56DesertsHave little or no vegetation, long periods without rain, & extreme temperaturesThere are hot & cold deserts, but all are the driest places on Earth.Usually near large mountain ranges because mountains can block the passage of moisture-filled clouds, limiting precipitation
58Plants of the DesertHave adaptations for obtaining & conserving water, which allows the plants to live in dry, desert conditions.Succulents have thick, fleshy stems & leaves that conserve water.Leaves have waxy coatingSharp spinesRoots spread out just under the surface
59Animals of the DesertAdapted many different ways to prevent water lossReptiles have thick, scaly skin that prevents water loss.Amphibians survive by estivating, or burying themselves in the ground and sleeping through the dry season.Insects are covered with body armor that helps them retain water.Most are nocturnal
60Tundra Treeless plain Located in the Arctic or Antarctic Very low winter tempsShort, cool summers, so only the top few centimeters of soil thawPermafrost is the permanently frozen layer of soil or subsoil & can be found in the tundra regions.Vegetation consists of grasses, lichens, &perennial herbs
61This picture was taken in Alaska 2007. Notice the retreating glacier. Why is that happening?The conifers are leaning. The locals said that it was because they were “drunken”trees. What would really cause them to lean?
63Vegetation of the Tundra Mosses & lichens cover rocksThin soil, so they have wide, shallow roots to help anchor themMost are short, which keeps them out of the wind & helps them absorb heat from the sunlit soil.Woody plants & perennials have evolved dwarf forms that grow flat along the ground.
64This picture was taken in Alaska 2007. Notice the lack of tall vegetation & the orange lichens on the rocks.
65Animals of the TundraMillions of migratory birds fly to the tundra to breed in the summer when food is abundant.Migrate in search of food and water.Hunters prey on migratory caribou, deer, and moose.Burrow underground to avoid the cold.Lose their brown summer coat for white fur
66This picture was taken in Alaska 2007. What is this thing?

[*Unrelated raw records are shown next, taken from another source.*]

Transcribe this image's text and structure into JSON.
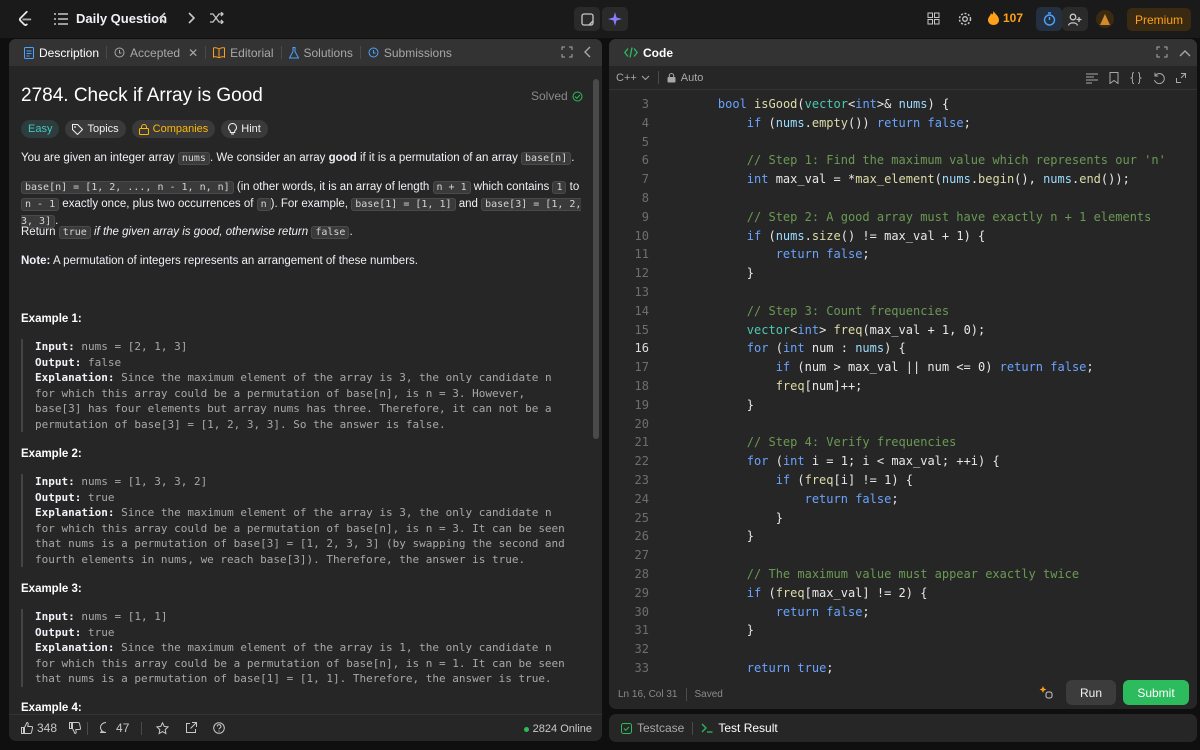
{
  "topbar": {
    "title": "Daily Question",
    "streak": "107",
    "premium": "Premium"
  },
  "left_tabs": [
    "Description",
    "Accepted",
    "Editorial",
    "Solutions",
    "Submissions"
  ],
  "problem": {
    "title": "2784. Check if Array is Good",
    "status": "Solved",
    "tags": [
      "Easy",
      "Topics",
      "Companies",
      "Hint"
    ],
    "p1a": "You are given an integer array ",
    "p1code": "nums",
    "p1b": ". We consider an array ",
    "p1bold": "good",
    "p1c": " if it is a permutation of an array ",
    "p1code2": "base[n]",
    "p1d": ".",
    "p2code1": "base[n] = [1, 2, ..., n - 1, n, n]",
    "p2a": " (in other words, it is an array of length ",
    "p2code2": "n + 1",
    "p2b": " which contains ",
    "p2code3": "1",
    "p2c": " to ",
    "p2code4": "n - 1",
    "p2d": " exactly once, plus two occurrences of ",
    "p2code5": "n",
    "p2e": "). For example, ",
    "p2code6": "base[1] = [1, 1]",
    "p2f": " and ",
    "p2code7": "base[3] = [1, 2, 3, 3]",
    "p2g": ".",
    "p3a": "Return ",
    "p3code1": "true",
    "p3b": " if the given array is good, otherwise return ",
    "p3code2": "false",
    "p3c": ".",
    "note_label": "Note:",
    "note_text": " A permutation of integers represents an arrangement of these numbers.",
    "examples": [
      {
        "heading": "Example 1:",
        "input_label": "Input:",
        "input": " nums = [2, 1, 3]",
        "output_label": "Output:",
        "output": " false",
        "expl_label": "Explanation:",
        "expl": " Since the maximum element of the array is 3, the only candidate n for which this array could be a permutation of base[n], is n = 3. However, base[3] has four elements but array nums has three. Therefore, it can not be a permutation of base[3] = [1, 2, 3, 3]. So the answer is false."
      },
      {
        "heading": "Example 2:",
        "input_label": "Input:",
        "input": " nums = [1, 3, 3, 2]",
        "output_label": "Output:",
        "output": " true",
        "expl_label": "Explanation:",
        "expl": " Since the maximum element of the array is 3, the only candidate n for which this array could be a permutation of base[n], is n = 3. It can be seen that nums is a permutation of base[3] = [1, 2, 3, 3] (by swapping the second and fourth elements in nums, we reach base[3]). Therefore, the answer is true."
      },
      {
        "heading": "Example 3:",
        "input_label": "Input:",
        "input": " nums = [1, 1]",
        "output_label": "Output:",
        "output": " true",
        "expl_label": "Explanation:",
        "expl": " Since the maximum element of the array is 1, the only candidate n for which this array could be a permutation of base[n], is n = 1. It can be seen that nums is a permutation of base[1] = [1, 1]. Therefore, the answer is true."
      },
      {
        "heading": "Example 4:"
      }
    ]
  },
  "footer": {
    "likes": "348",
    "comments": "47",
    "online": "2824 Online"
  },
  "code_panel": {
    "title": "Code",
    "language": "C++",
    "mode": "Auto",
    "status_pos": "Ln 16, Col 31",
    "status_saved": "Saved",
    "run": "Run",
    "submit": "Submit"
  },
  "code_lines": [
    {
      "n": "3",
      "t": "    bool isGood(vector<int>& nums) {"
    },
    {
      "n": "4",
      "t": "        if (nums.empty()) return false;"
    },
    {
      "n": "5",
      "t": ""
    },
    {
      "n": "6",
      "t": "        // Step 1: Find the maximum value which represents our 'n'"
    },
    {
      "n": "7",
      "t": "        int max_val = *max_element(nums.begin(), nums.end());"
    },
    {
      "n": "8",
      "t": ""
    },
    {
      "n": "9",
      "t": "        // Step 2: A good array must have exactly n + 1 elements"
    },
    {
      "n": "10",
      "t": "        if (nums.size() != max_val + 1) {"
    },
    {
      "n": "11",
      "t": "            return false;"
    },
    {
      "n": "12",
      "t": "        }"
    },
    {
      "n": "13",
      "t": ""
    },
    {
      "n": "14",
      "t": "        // Step 3: Count frequencies"
    },
    {
      "n": "15",
      "t": "        vector<int> freq(max_val + 1, 0);"
    },
    {
      "n": "16",
      "t": "        for (int num : nums) {"
    },
    {
      "n": "17",
      "t": "            if (num > max_val || num <= 0) return false;"
    },
    {
      "n": "18",
      "t": "            freq[num]++;"
    },
    {
      "n": "19",
      "t": "        }"
    },
    {
      "n": "20",
      "t": ""
    },
    {
      "n": "21",
      "t": "        // Step 4: Verify frequencies"
    },
    {
      "n": "22",
      "t": "        for (int i = 1; i < max_val; ++i) {"
    },
    {
      "n": "23",
      "t": "            if (freq[i] != 1) {"
    },
    {
      "n": "24",
      "t": "                return false;"
    },
    {
      "n": "25",
      "t": "            }"
    },
    {
      "n": "26",
      "t": "        }"
    },
    {
      "n": "27",
      "t": ""
    },
    {
      "n": "28",
      "t": "        // The maximum value must appear exactly twice"
    },
    {
      "n": "29",
      "t": "        if (freq[max_val] != 2) {"
    },
    {
      "n": "30",
      "t": "            return false;"
    },
    {
      "n": "31",
      "t": "        }"
    },
    {
      "n": "32",
      "t": ""
    },
    {
      "n": "33",
      "t": "        return true;"
    }
  ],
  "current_line": "16",
  "result_tabs": [
    "Testcase",
    "Test Result"
  ],
  "colors": {
    "accent": "#ffa116",
    "green": "#2cbb5d",
    "easy": "#46c6c2"
  }
}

67Threats to the Tundra One of the most fragile biomes on the planet The food chains are relatively simple so they are easily disrupted.Until recently these areas have been undisturbed by humans.Oil was located in parts of the tundra, & oil exploration, extraction, & transport has disrupted many habitats (poison food/water).
68A forest with the greatest species diversity would be located near the _______. In the tundra, the frozen layer of soil just below the surface is the ______.Many forest biomes are experiencing _____ destruction.Plants and animals of a particular biome have ______ that help them to survive.
69The climate of a biome is determined mostly by average ____ & precipitation. During harsh winters, animals of the ____ have adaptations such as the ability to change color to avoid predators.The ____ layer of the tropical rain forest receives the most sunlight.
70How do animals that live in the desert deal with the (often) dry, hot conditions? What types of plants are typically found in the Taiga?The _____ is found in coastal areas with Mediterranean-style climates.
71Chapter 6 ReviewP. 175 #10-18 onlyP. 176 #24-26 only
72Why are tropical rain forests threatened? Every minute of every day, ____ acres of tropical rain forest are cleared.